= WHAT IS NEEDED =
Your answer should consist of every line from the records that holds the string "airlines".

=== Begin Enclosure ===

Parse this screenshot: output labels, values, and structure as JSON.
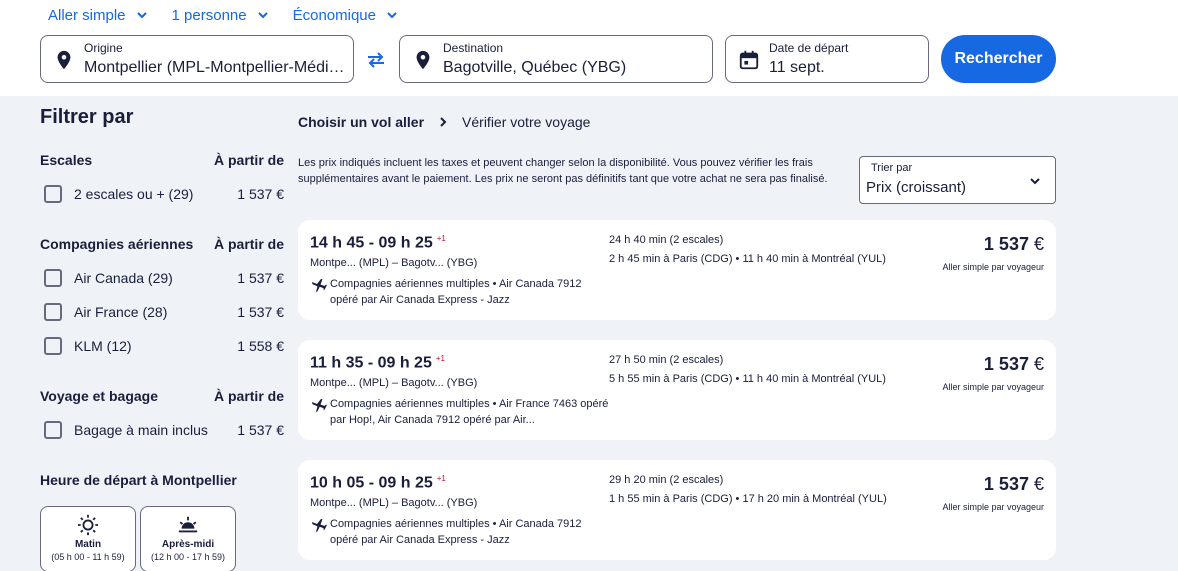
{
  "search_options": {
    "trip_type": "Aller simple",
    "travelers": "1 personne",
    "cabin": "Économique"
  },
  "origin": {
    "label": "Origine",
    "value": "Montpellier (MPL-Montpellier-Méditerranée)"
  },
  "destination": {
    "label": "Destination",
    "value": "Bagotville, Québec (YBG)"
  },
  "departure_date": {
    "label": "Date de départ",
    "value": "11 sept."
  },
  "search_button": "Rechercher",
  "filters": {
    "title": "Filtrer par",
    "from_label": "À partir de",
    "stops": {
      "title": "Escales",
      "items": [
        {
          "label": "2 escales ou + (29)",
          "price": "1 537 €"
        }
      ]
    },
    "airlines": {
      "title": "Compagnies aériennes",
      "items": [
        {
          "label": "Air Canada (29)",
          "price": "1 537 €"
        },
        {
          "label": "Air France (28)",
          "price": "1 537 €"
        },
        {
          "label": "KLM (12)",
          "price": "1 558 €"
        }
      ]
    },
    "baggage": {
      "title": "Voyage et bagage",
      "items": [
        {
          "label": "Bagage à main inclus",
          "price": "1 537 €"
        }
      ]
    },
    "departure_time": {
      "title": "Heure de départ à Montpellier",
      "tiles": [
        {
          "name": "Matin",
          "range": "(05 h 00 - 11 h 59)"
        },
        {
          "name": "Après-midi",
          "range": "(12 h 00 - 17 h 59)"
        }
      ]
    }
  },
  "breadcrumb": {
    "step1": "Choisir un vol aller",
    "step2": "Vérifier votre voyage"
  },
  "info_text": "Les prix indiqués incluent les taxes et peuvent changer selon la disponibilité. Vous pouvez vérifier les frais supplémentaires avant le paiement. Les prix ne seront pas définitifs tant que votre achat ne sera pas finalisé.",
  "sort": {
    "label": "Trier par",
    "value": "Prix (croissant)"
  },
  "flights": [
    {
      "times": "14 h 45 - 09 h 25",
      "day_offset": "+1",
      "route": "Montpe... (MPL) – Bagotv... (YBG)",
      "airlines": "Compagnies aériennes multiples • Air Canada 7912 opéré par Air Canada Express - Jazz",
      "duration": "24 h 40 min (2 escales)",
      "stops": "2 h 45 min à Paris (CDG) • 11 h 40 min à Montréal (YUL)",
      "price": "1 537",
      "currency": "€",
      "price_note": "Aller simple par voyageur"
    },
    {
      "times": "11 h 35 - 09 h 25",
      "day_offset": "+1",
      "route": "Montpe... (MPL) – Bagotv... (YBG)",
      "airlines": "Compagnies aériennes multiples • Air France 7463 opéré par Hop!, Air Canada 7912 opéré par Air...",
      "duration": "27 h 50 min (2 escales)",
      "stops": "5 h 55 min à Paris (CDG) • 11 h 40 min à Montréal (YUL)",
      "price": "1 537",
      "currency": "€",
      "price_note": "Aller simple par voyageur"
    },
    {
      "times": "10 h 05 - 09 h 25",
      "day_offset": "+1",
      "route": "Montpe... (MPL) – Bagotv... (YBG)",
      "airlines": "Compagnies aériennes multiples • Air Canada 7912 opéré par Air Canada Express - Jazz",
      "duration": "29 h 20 min (2 escales)",
      "stops": "1 h 55 min à Paris (CDG) • 17 h 20 min à Montréal (YUL)",
      "price": "1 537",
      "currency": "€",
      "price_note": "Aller simple par voyageur"
    }
  ],
  "colors": {
    "accent": "#1668e3",
    "text": "#191e3b",
    "background": "#eff3f7",
    "day_offset": "#c8102e"
  }
}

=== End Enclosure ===

= ANSWER SPACE =
    "airlines": {
      "airlines": "Compagnies aériennes multiples • Air Canada 7912 opéré par Air Canada Express - Jazz",
      "airlines": "Compagnies aériennes multiples • Air France 7463 opéré par Hop!, Air Canada 7912 opéré par Air...",
      "airlines": "Compagnies aériennes multiples • Air Canada 7912 opéré par Air Canada Express - Jazz",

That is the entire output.